Start of Provided data

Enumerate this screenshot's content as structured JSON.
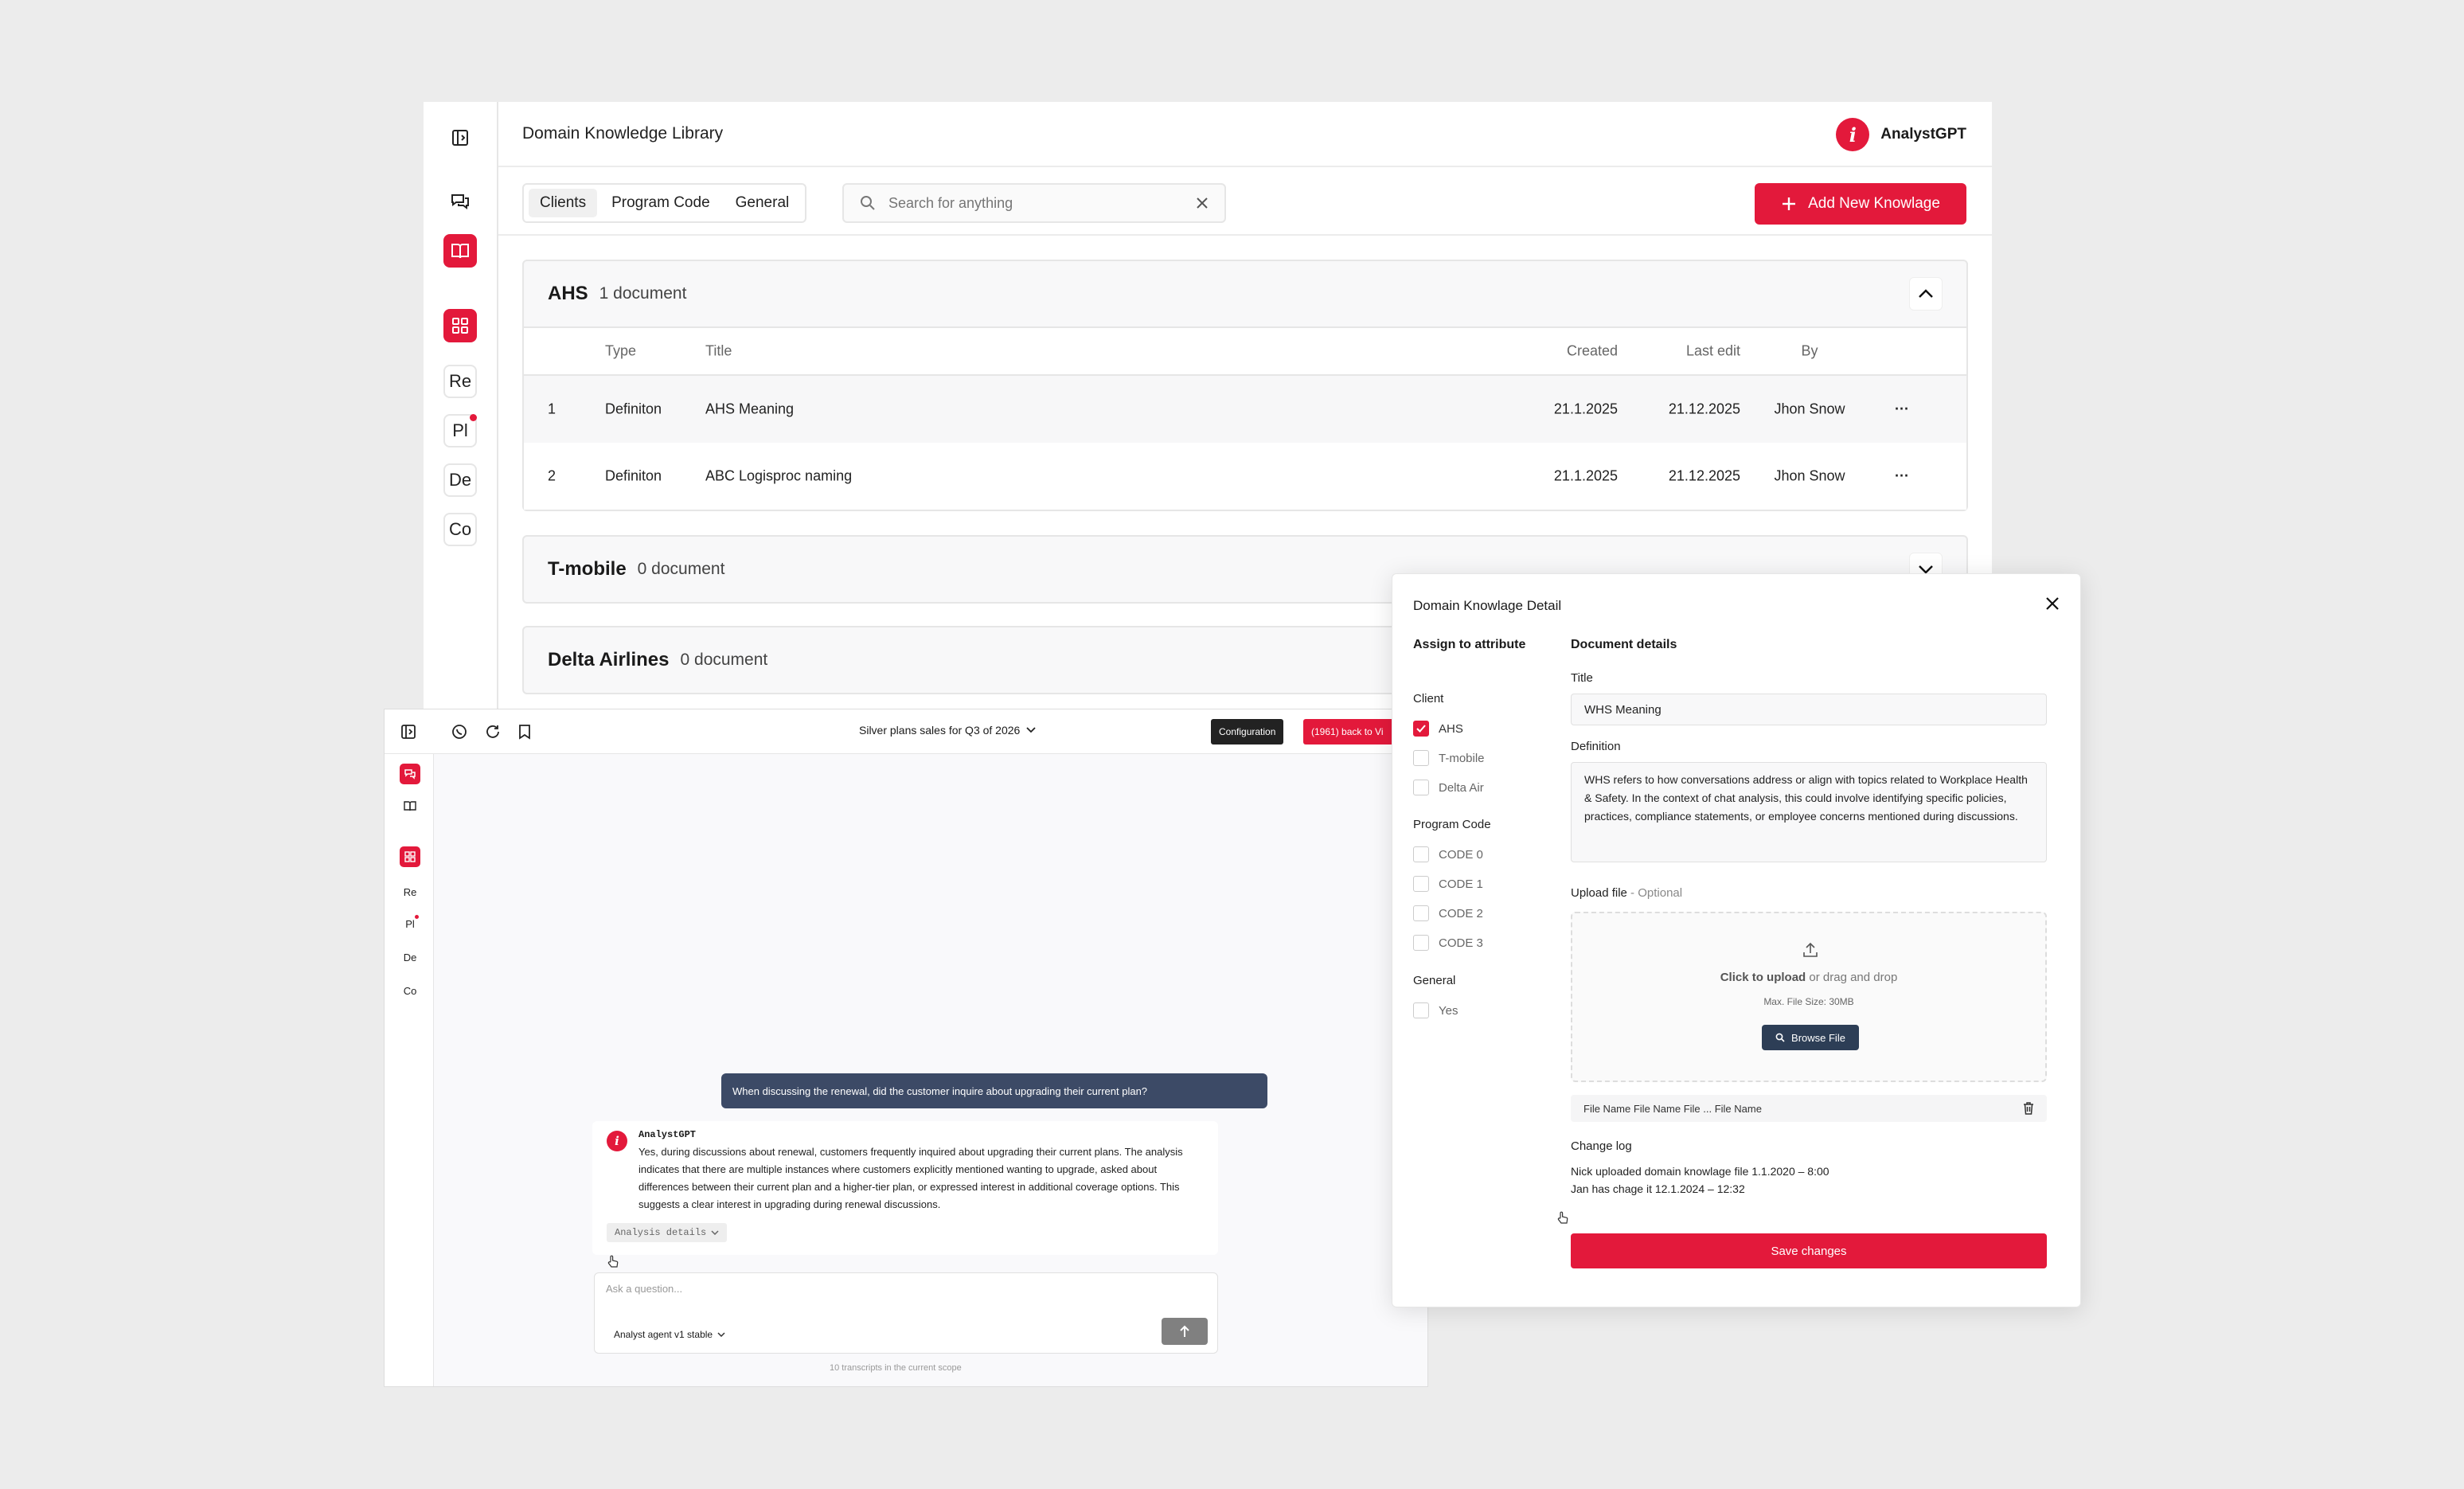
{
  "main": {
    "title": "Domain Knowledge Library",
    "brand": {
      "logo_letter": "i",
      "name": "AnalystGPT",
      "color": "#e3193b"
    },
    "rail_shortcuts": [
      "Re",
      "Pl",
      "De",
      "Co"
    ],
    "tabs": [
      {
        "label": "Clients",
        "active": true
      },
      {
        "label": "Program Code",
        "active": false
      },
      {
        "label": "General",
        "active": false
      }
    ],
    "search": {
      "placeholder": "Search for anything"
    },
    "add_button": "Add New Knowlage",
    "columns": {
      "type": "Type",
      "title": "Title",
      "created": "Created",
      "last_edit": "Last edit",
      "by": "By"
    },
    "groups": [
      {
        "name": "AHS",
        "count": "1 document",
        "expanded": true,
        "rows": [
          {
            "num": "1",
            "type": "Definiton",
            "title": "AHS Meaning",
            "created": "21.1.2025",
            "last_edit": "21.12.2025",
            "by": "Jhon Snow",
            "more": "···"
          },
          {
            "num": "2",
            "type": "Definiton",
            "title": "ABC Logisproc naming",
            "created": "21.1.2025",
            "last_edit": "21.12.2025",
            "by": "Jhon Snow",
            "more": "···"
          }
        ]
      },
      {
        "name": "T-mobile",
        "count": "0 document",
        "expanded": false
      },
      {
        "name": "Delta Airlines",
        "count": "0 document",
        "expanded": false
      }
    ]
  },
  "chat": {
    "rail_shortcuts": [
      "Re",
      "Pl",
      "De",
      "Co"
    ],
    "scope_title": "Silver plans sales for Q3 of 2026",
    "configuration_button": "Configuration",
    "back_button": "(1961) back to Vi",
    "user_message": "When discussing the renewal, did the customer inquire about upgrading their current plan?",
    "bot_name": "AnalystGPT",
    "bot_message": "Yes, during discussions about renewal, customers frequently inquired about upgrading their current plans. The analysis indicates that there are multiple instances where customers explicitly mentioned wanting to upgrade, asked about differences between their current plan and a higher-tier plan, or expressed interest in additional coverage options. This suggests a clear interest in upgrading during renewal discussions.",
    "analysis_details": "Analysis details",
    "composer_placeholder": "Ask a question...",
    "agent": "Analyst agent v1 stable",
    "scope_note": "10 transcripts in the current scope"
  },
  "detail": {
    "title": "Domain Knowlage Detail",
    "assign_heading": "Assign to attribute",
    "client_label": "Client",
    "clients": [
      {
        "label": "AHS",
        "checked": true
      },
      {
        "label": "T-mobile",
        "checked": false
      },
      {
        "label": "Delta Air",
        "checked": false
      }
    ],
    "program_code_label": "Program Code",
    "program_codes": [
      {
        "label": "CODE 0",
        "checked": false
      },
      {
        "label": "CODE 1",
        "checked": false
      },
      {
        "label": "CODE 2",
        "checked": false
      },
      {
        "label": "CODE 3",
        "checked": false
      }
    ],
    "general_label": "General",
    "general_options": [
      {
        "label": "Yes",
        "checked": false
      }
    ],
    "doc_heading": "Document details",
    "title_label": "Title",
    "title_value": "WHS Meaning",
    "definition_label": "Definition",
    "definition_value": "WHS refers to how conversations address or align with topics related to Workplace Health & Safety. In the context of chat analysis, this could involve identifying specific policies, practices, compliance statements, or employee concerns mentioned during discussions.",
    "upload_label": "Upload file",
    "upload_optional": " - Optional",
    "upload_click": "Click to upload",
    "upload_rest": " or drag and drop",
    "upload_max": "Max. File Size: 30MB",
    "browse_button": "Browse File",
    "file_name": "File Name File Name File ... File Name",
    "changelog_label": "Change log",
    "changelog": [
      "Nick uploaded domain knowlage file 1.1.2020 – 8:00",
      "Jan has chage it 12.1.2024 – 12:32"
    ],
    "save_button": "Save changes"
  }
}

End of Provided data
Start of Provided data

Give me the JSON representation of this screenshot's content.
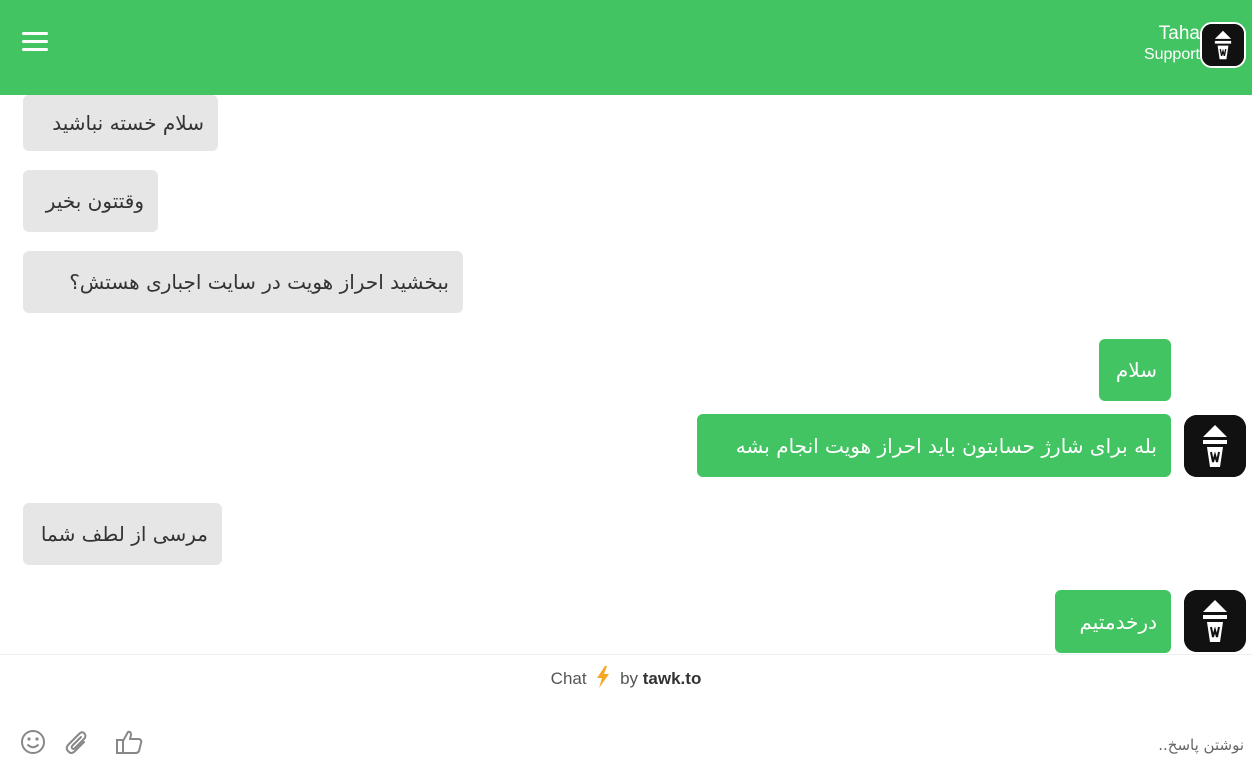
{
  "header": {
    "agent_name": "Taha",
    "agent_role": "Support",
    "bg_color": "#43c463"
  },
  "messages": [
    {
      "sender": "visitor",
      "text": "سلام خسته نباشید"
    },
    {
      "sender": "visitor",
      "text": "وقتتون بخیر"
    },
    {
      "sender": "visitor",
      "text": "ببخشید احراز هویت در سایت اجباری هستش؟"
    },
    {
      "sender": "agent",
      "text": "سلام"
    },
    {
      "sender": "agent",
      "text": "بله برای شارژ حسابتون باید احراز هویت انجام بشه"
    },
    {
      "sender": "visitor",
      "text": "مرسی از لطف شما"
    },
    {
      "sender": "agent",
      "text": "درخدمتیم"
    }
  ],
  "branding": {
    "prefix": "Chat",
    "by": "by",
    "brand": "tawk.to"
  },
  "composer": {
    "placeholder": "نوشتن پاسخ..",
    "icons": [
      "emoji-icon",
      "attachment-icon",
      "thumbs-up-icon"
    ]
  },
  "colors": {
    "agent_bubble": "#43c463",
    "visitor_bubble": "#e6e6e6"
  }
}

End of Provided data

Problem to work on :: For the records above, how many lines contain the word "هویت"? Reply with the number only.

Exercise answer :: 2